> _Data under study_
☆ ☆ ☆

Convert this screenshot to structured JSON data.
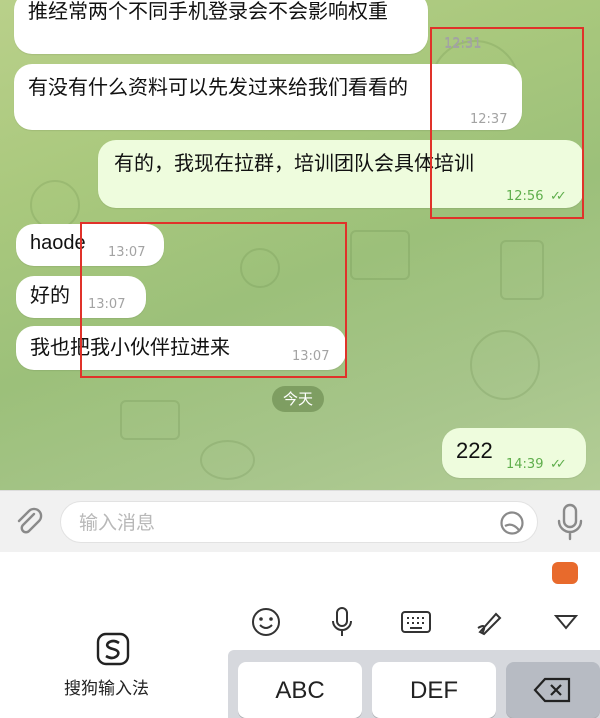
{
  "messages": [
    {
      "text": "推经常两个不同手机登录会不会影响权重",
      "time": "12:31",
      "direction": "in"
    },
    {
      "text": "有没有什么资料可以先发过来给我们看看的",
      "time": "12:37",
      "direction": "in"
    },
    {
      "text": "有的，我现在拉群，培训团队会具体培训",
      "time": "12:56",
      "direction": "out",
      "read": true
    },
    {
      "text": "haode",
      "time": "13:07",
      "direction": "in"
    },
    {
      "text": "好的",
      "time": "13:07",
      "direction": "in"
    },
    {
      "text": "我也把我小伙伴拉进来",
      "time": "13:07",
      "direction": "in"
    },
    {
      "text": "222",
      "time": "14:39",
      "direction": "out",
      "read": true
    }
  ],
  "date_divider": "今天",
  "input": {
    "placeholder": "输入消息",
    "value": ""
  },
  "keyboard": {
    "ime_name": "搜狗输入法",
    "keys": [
      "ABC",
      "DEF"
    ],
    "toolbar_icons": [
      "emoji-icon",
      "voice-icon",
      "keyboard-icon",
      "handwriting-icon",
      "collapse-icon"
    ]
  },
  "icons": {
    "attach": "paperclip-icon",
    "sticker": "sticker-icon",
    "mic": "microphone-icon",
    "delete": "backspace-icon"
  },
  "colors": {
    "chat_background": "#a9c87d",
    "incoming_bubble": "#ffffff",
    "outgoing_bubble": "#eefcdd",
    "outgoing_time": "#5fae4c",
    "highlight_box": "#e0322a"
  }
}
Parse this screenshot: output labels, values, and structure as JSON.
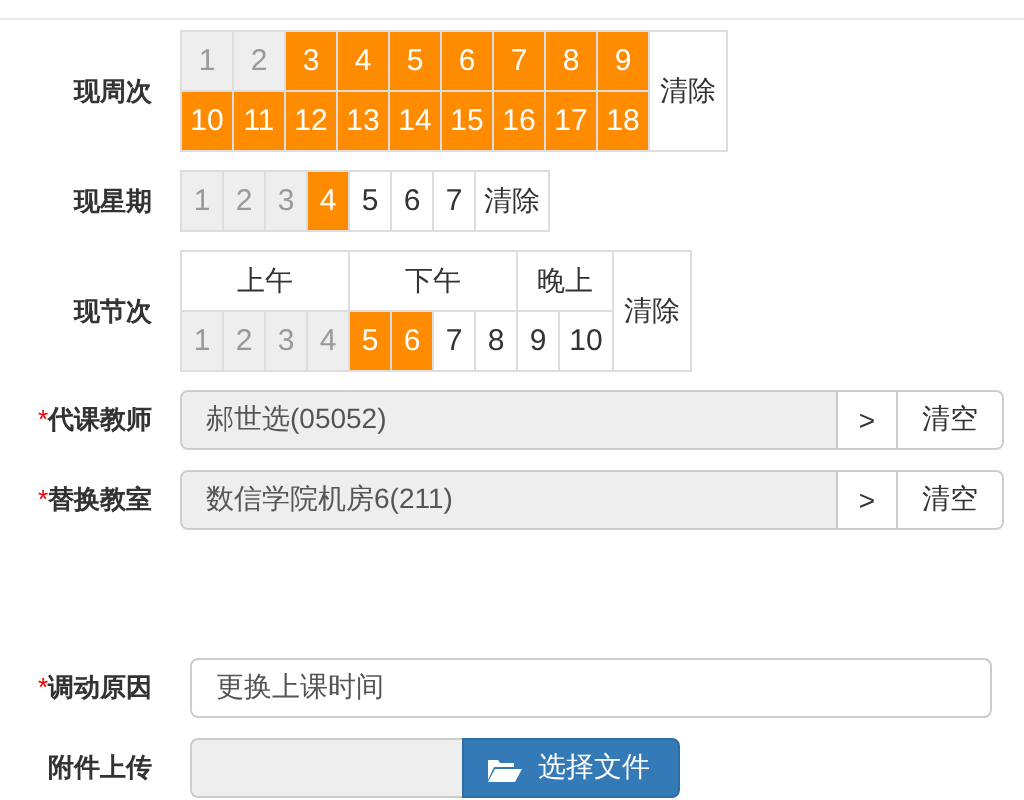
{
  "weeks": {
    "label": "现周次",
    "rows": [
      [
        {
          "text": "1",
          "disabled": true,
          "selected": false
        },
        {
          "text": "2",
          "disabled": true,
          "selected": false
        },
        {
          "text": "3",
          "disabled": false,
          "selected": true
        },
        {
          "text": "4",
          "disabled": false,
          "selected": true
        },
        {
          "text": "5",
          "disabled": false,
          "selected": true
        },
        {
          "text": "6",
          "disabled": false,
          "selected": true
        },
        {
          "text": "7",
          "disabled": false,
          "selected": true
        },
        {
          "text": "8",
          "disabled": false,
          "selected": true
        },
        {
          "text": "9",
          "disabled": false,
          "selected": true
        }
      ],
      [
        {
          "text": "10",
          "disabled": false,
          "selected": true
        },
        {
          "text": "11",
          "disabled": false,
          "selected": true
        },
        {
          "text": "12",
          "disabled": false,
          "selected": true
        },
        {
          "text": "13",
          "disabled": false,
          "selected": true
        },
        {
          "text": "14",
          "disabled": false,
          "selected": true
        },
        {
          "text": "15",
          "disabled": false,
          "selected": true
        },
        {
          "text": "16",
          "disabled": false,
          "selected": true
        },
        {
          "text": "17",
          "disabled": false,
          "selected": true
        },
        {
          "text": "18",
          "disabled": false,
          "selected": true
        }
      ]
    ],
    "clear": "清除"
  },
  "weekday": {
    "label": "现星期",
    "rows": [
      [
        {
          "text": "1",
          "disabled": true,
          "selected": false
        },
        {
          "text": "2",
          "disabled": true,
          "selected": false
        },
        {
          "text": "3",
          "disabled": true,
          "selected": false
        },
        {
          "text": "4",
          "disabled": false,
          "selected": true
        },
        {
          "text": "5",
          "disabled": false,
          "selected": false
        },
        {
          "text": "6",
          "disabled": false,
          "selected": false
        },
        {
          "text": "7",
          "disabled": false,
          "selected": false
        }
      ]
    ],
    "clear": "清除"
  },
  "periods": {
    "label": "现节次",
    "groups": [
      {
        "title": "上午",
        "cells": [
          {
            "text": "1",
            "disabled": true,
            "selected": false
          },
          {
            "text": "2",
            "disabled": true,
            "selected": false
          },
          {
            "text": "3",
            "disabled": true,
            "selected": false
          },
          {
            "text": "4",
            "disabled": true,
            "selected": false
          }
        ]
      },
      {
        "title": "下午",
        "cells": [
          {
            "text": "5",
            "disabled": false,
            "selected": true
          },
          {
            "text": "6",
            "disabled": false,
            "selected": true
          },
          {
            "text": "7",
            "disabled": false,
            "selected": false
          },
          {
            "text": "8",
            "disabled": false,
            "selected": false
          }
        ]
      },
      {
        "title": "晚上",
        "cells": [
          {
            "text": "9",
            "disabled": false,
            "selected": false
          },
          {
            "text": "10",
            "disabled": false,
            "selected": false
          }
        ]
      }
    ],
    "clear": "清除"
  },
  "substitute_teacher": {
    "label": "代课教师",
    "required_mark": "*",
    "value": "郝世选(05052)",
    "disabled": true,
    "pick": ">",
    "clear": "清空"
  },
  "classroom": {
    "label": "替换教室",
    "required_mark": "*",
    "value": "数信学院机房6(211)",
    "disabled": true,
    "pick": ">",
    "clear": "清空"
  },
  "reason": {
    "label": "调动原因",
    "required_mark": "*",
    "value": "更换上课时间"
  },
  "attachment": {
    "label": "附件上传",
    "button": "选择文件"
  }
}
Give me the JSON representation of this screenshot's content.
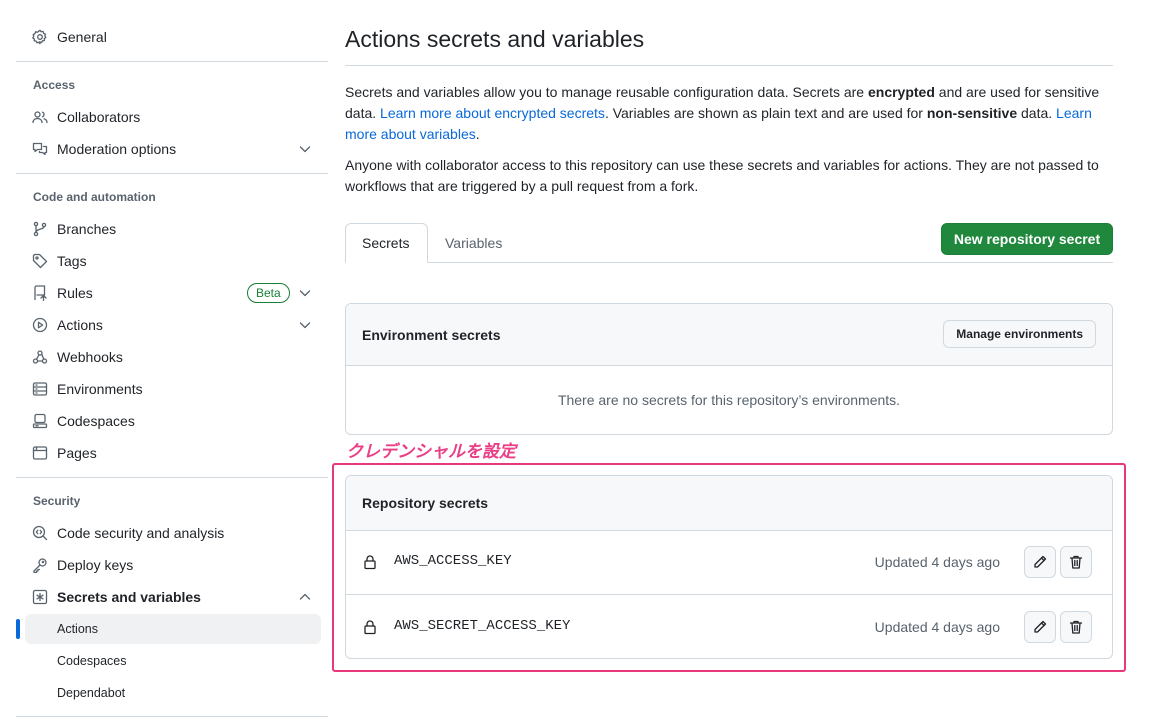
{
  "sidebar": {
    "general": "General",
    "sections": {
      "access": "Access",
      "code_automation": "Code and automation",
      "security": "Security"
    },
    "items": {
      "collaborators": "Collaborators",
      "moderation": "Moderation options",
      "branches": "Branches",
      "tags": "Tags",
      "rules": "Rules",
      "rules_badge": "Beta",
      "actions": "Actions",
      "webhooks": "Webhooks",
      "environments": "Environments",
      "codespaces": "Codespaces",
      "pages": "Pages",
      "code_security": "Code security and analysis",
      "deploy_keys": "Deploy keys",
      "secrets_variables": "Secrets and variables"
    },
    "sub_items": {
      "actions": "Actions",
      "codespaces": "Codespaces",
      "dependabot": "Dependabot"
    },
    "active_accent": "#0969da"
  },
  "main": {
    "title": "Actions secrets and variables",
    "intro": {
      "t1": "Secrets and variables allow you to manage reusable configuration data. Secrets are ",
      "b1": "encrypted",
      "t2": " and are used for sensitive data. ",
      "link1": "Learn more about encrypted secrets",
      "t3": ". Variables are shown as plain text and are used for ",
      "b2": "non-sensitive",
      "t4": " data. ",
      "link2": "Learn more about variables",
      "t5": "."
    },
    "access_note": "Anyone with collaborator access to this repository can use these secrets and variables for actions. They are not passed to workflows that are triggered by a pull request from a fork.",
    "tabs": [
      "Secrets",
      "Variables"
    ],
    "new_secret_button": "New repository secret",
    "primary_color": "#1f883d",
    "environment_secrets": {
      "heading": "Environment secrets",
      "manage_button": "Manage environments",
      "empty_text": "There are no secrets for this repository’s environments."
    },
    "repository_secrets": {
      "heading": "Repository secrets",
      "rows": [
        {
          "name": "AWS_ACCESS_KEY",
          "updated": "Updated 4 days ago"
        },
        {
          "name": "AWS_SECRET_ACCESS_KEY",
          "updated": "Updated 4 days ago"
        }
      ]
    }
  },
  "annotation": {
    "text": "クレデンシャルを設定",
    "color": "#e8377b"
  }
}
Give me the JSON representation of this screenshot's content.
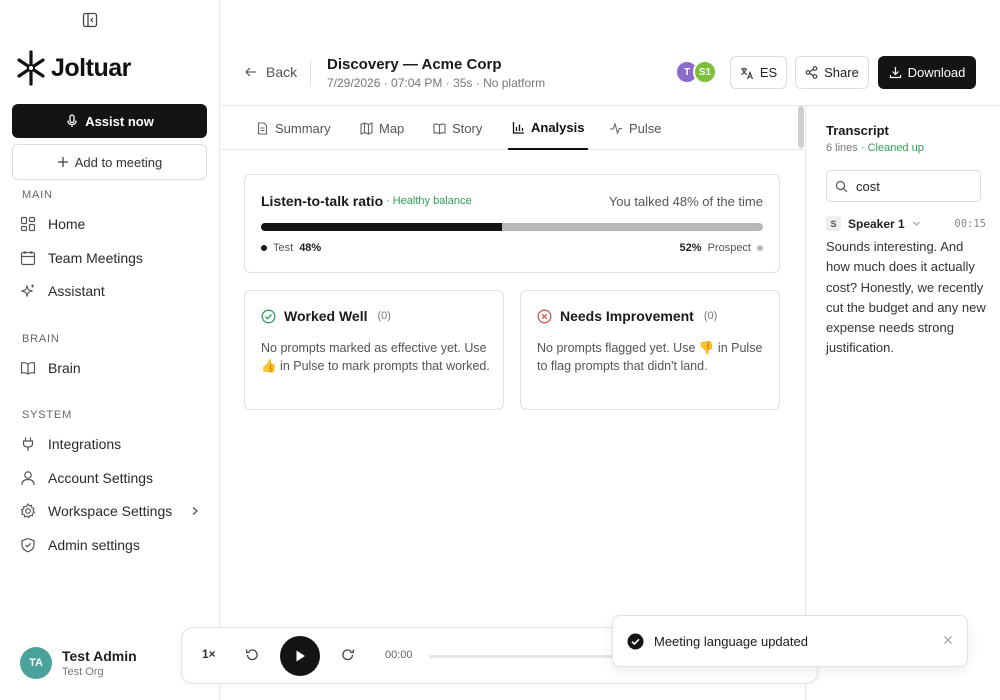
{
  "sidebar": {
    "logo_text": "Joltuar",
    "assist_label": "Assist now",
    "add_meeting_label": "Add to meeting",
    "sections": {
      "main": "MAIN",
      "brain": "BRAIN",
      "system": "SYSTEM"
    },
    "items": {
      "home": "Home",
      "team_meetings": "Team Meetings",
      "assistant": "Assistant",
      "brain": "Brain",
      "integrations": "Integrations",
      "account_settings": "Account Settings",
      "workspace_settings": "Workspace Settings",
      "admin_settings": "Admin settings"
    },
    "user": {
      "initials": "TA",
      "name": "Test Admin",
      "org": "Test Org"
    }
  },
  "header": {
    "back_label": "Back",
    "title": "Discovery — Acme Corp",
    "subtitle": "7/29/2026 · 07:04 PM · 35s · No platform",
    "participants": [
      {
        "initials": "T",
        "color": "#8a6bc9"
      },
      {
        "initials": "S1",
        "color": "#7dbf3a"
      }
    ],
    "language_label": "ES",
    "share_label": "Share",
    "download_label": "Download"
  },
  "tabs": {
    "summary": "Summary",
    "map": "Map",
    "story": "Story",
    "analysis": "Analysis",
    "pulse": "Pulse",
    "active": "analysis"
  },
  "analysis": {
    "ratio": {
      "title": "Listen-to-talk ratio",
      "badge": "· Healthy balance",
      "summary": "You talked 48% of the time",
      "talk_fraction": 0.48,
      "left_name": "Test",
      "left_pct": "48%",
      "right_name": "Prospect",
      "right_pct": "52%"
    },
    "worked_well": {
      "title": "Worked Well",
      "count": "(0)",
      "body": "No prompts marked as effective yet. Use 👍 in Pulse to mark prompts that worked."
    },
    "needs_improvement": {
      "title": "Needs Improvement",
      "count": "(0)",
      "body": "No prompts flagged yet. Use 👎 in Pulse to flag prompts that didn't land."
    }
  },
  "transcript": {
    "title": "Transcript",
    "lines": "6 lines",
    "status": "· Cleaned up",
    "search_value": "cost",
    "entry": {
      "speaker_initial": "S",
      "speaker": "Speaker 1",
      "time": "00:15",
      "text": "Sounds interesting. And how much does it actually cost? Honestly, we recently cut the budget and any new expense needs strong justification."
    }
  },
  "player": {
    "speed": "1×",
    "current_time": "00:00"
  },
  "toast": {
    "message": "Meeting language updated"
  }
}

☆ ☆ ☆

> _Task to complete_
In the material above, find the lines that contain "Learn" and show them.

> _Task solution_
      "link1": "Learn more about encrypted secrets",
      "link2": "Learn more about variables",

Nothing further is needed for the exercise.